(Supplied information Opens)

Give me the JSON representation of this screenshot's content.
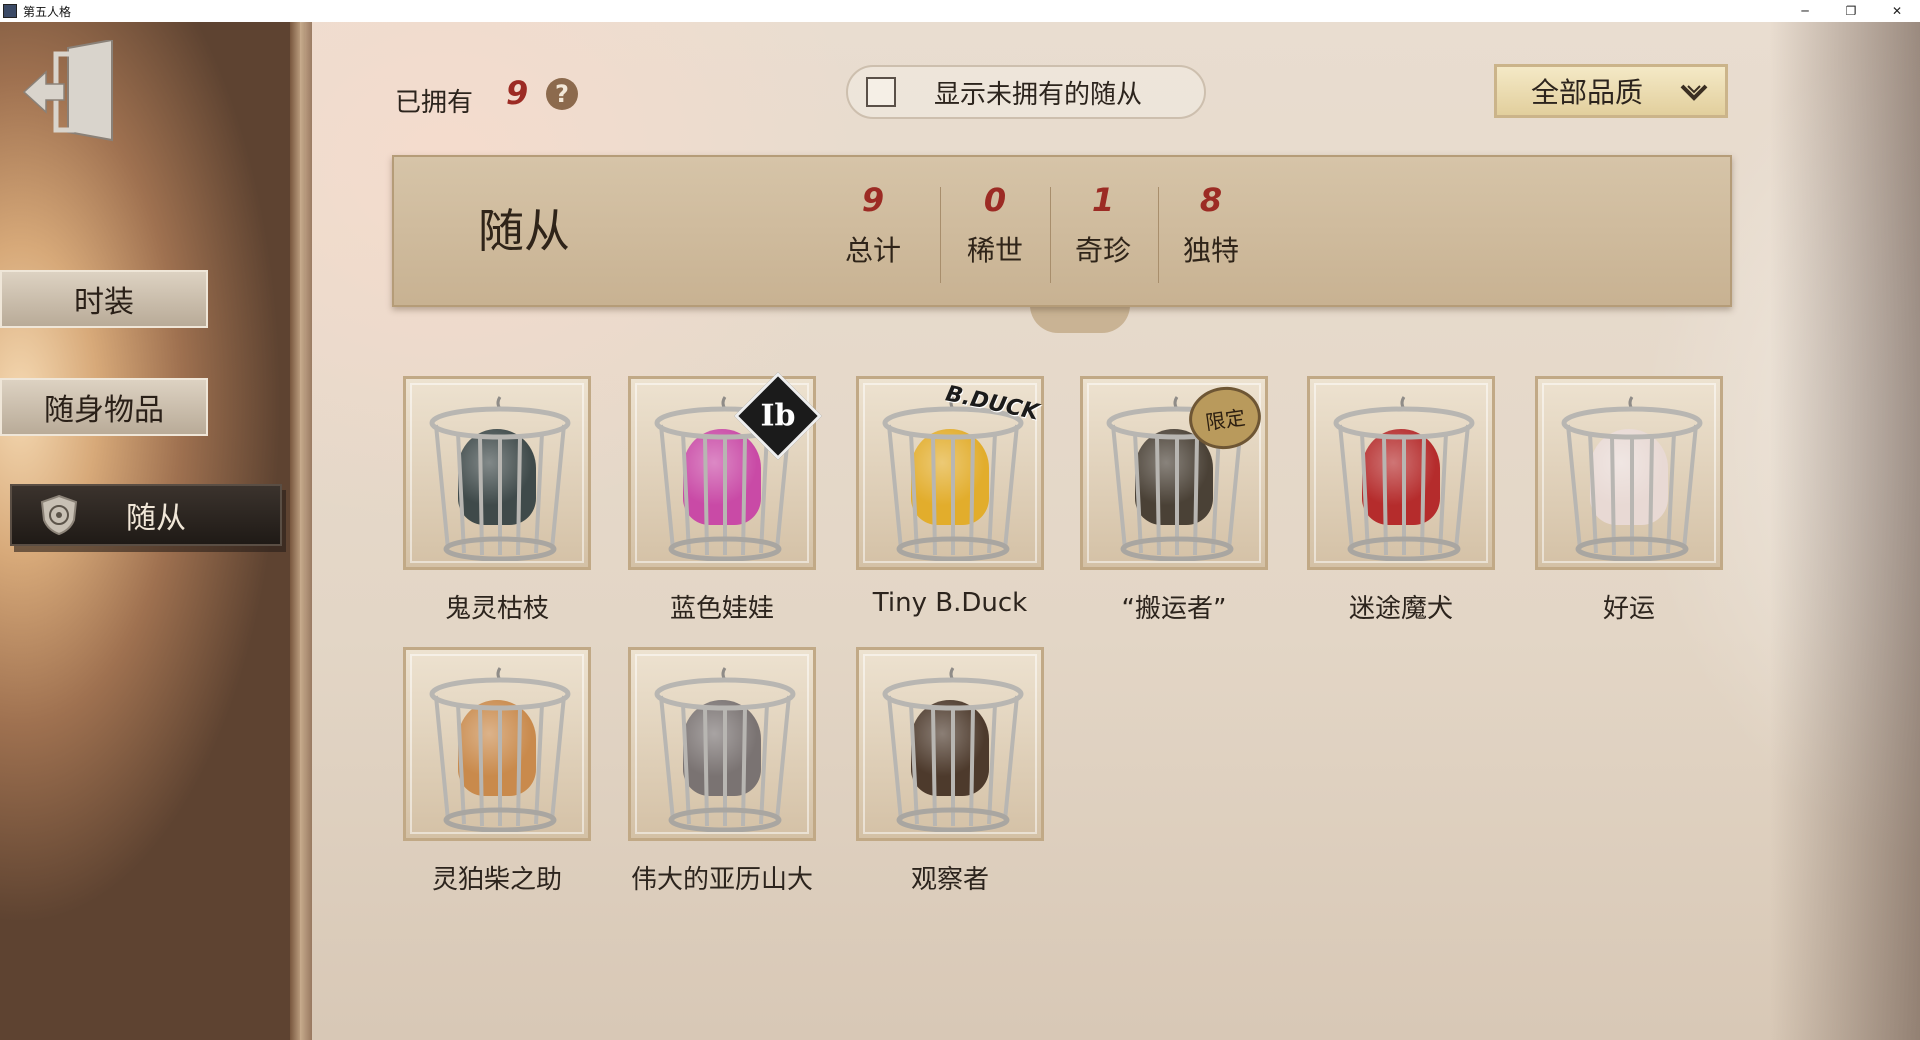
{
  "window": {
    "title": "第五人格",
    "minimize_glyph": "─",
    "restore_glyph": "❐",
    "close_glyph": "✕"
  },
  "nav": {
    "items": [
      {
        "label": "时装"
      },
      {
        "label": "随身物品"
      },
      {
        "label": "随从"
      }
    ],
    "active_index": 2
  },
  "header": {
    "owned_label": "已拥有",
    "owned_count": "9",
    "help_glyph": "?",
    "toggle_label": "显示未拥有的随从",
    "toggle_checked": false,
    "quality_filter": "全部品质"
  },
  "banner": {
    "title": "随从",
    "stats": [
      {
        "value": "9",
        "label": "总计"
      },
      {
        "value": "0",
        "label": "稀世"
      },
      {
        "value": "1",
        "label": "奇珍"
      },
      {
        "value": "8",
        "label": "独特"
      }
    ]
  },
  "items": [
    {
      "name": "鬼灵枯枝",
      "pet_color": "#3f4a4a"
    },
    {
      "name": "蓝色娃娃",
      "pet_color": "#c94aa6",
      "badge": "Ib"
    },
    {
      "name": "Tiny B.Duck",
      "pet_color": "#e2ad2c",
      "badge": "B.DUCK"
    },
    {
      "name": "“搬运者”",
      "pet_color": "#4a4136",
      "badge": "限定"
    },
    {
      "name": "迷途魔犬",
      "pet_color": "#b52c2c"
    },
    {
      "name": "好运",
      "pet_color": "#e8d9d4"
    },
    {
      "name": "灵狛柴之助",
      "pet_color": "#c98a4c"
    },
    {
      "name": "伟大的亚历山大",
      "pet_color": "#7a7372"
    },
    {
      "name": "观察者",
      "pet_color": "#4d3a2c"
    }
  ]
}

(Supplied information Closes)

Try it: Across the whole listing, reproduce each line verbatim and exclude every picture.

Written solution:
Give me the JSON representation of this screenshot's content.
{
  "window": {
    "title": "第五人格",
    "minimize_glyph": "─",
    "restore_glyph": "❐",
    "close_glyph": "✕"
  },
  "nav": {
    "items": [
      {
        "label": "时装"
      },
      {
        "label": "随身物品"
      },
      {
        "label": "随从"
      }
    ],
    "active_index": 2
  },
  "header": {
    "owned_label": "已拥有",
    "owned_count": "9",
    "help_glyph": "?",
    "toggle_label": "显示未拥有的随从",
    "toggle_checked": false,
    "quality_filter": "全部品质"
  },
  "banner": {
    "title": "随从",
    "stats": [
      {
        "value": "9",
        "label": "总计"
      },
      {
        "value": "0",
        "label": "稀世"
      },
      {
        "value": "1",
        "label": "奇珍"
      },
      {
        "value": "8",
        "label": "独特"
      }
    ]
  },
  "items": [
    {
      "name": "鬼灵枯枝",
      "pet_color": "#3f4a4a"
    },
    {
      "name": "蓝色娃娃",
      "pet_color": "#c94aa6",
      "badge": "Ib"
    },
    {
      "name": "Tiny B.Duck",
      "pet_color": "#e2ad2c",
      "badge": "B.DUCK"
    },
    {
      "name": "“搬运者”",
      "pet_color": "#4a4136",
      "badge": "限定"
    },
    {
      "name": "迷途魔犬",
      "pet_color": "#b52c2c"
    },
    {
      "name": "好运",
      "pet_color": "#e8d9d4"
    },
    {
      "name": "灵狛柴之助",
      "pet_color": "#c98a4c"
    },
    {
      "name": "伟大的亚历山大",
      "pet_color": "#7a7372"
    },
    {
      "name": "观察者",
      "pet_color": "#4d3a2c"
    }
  ]
}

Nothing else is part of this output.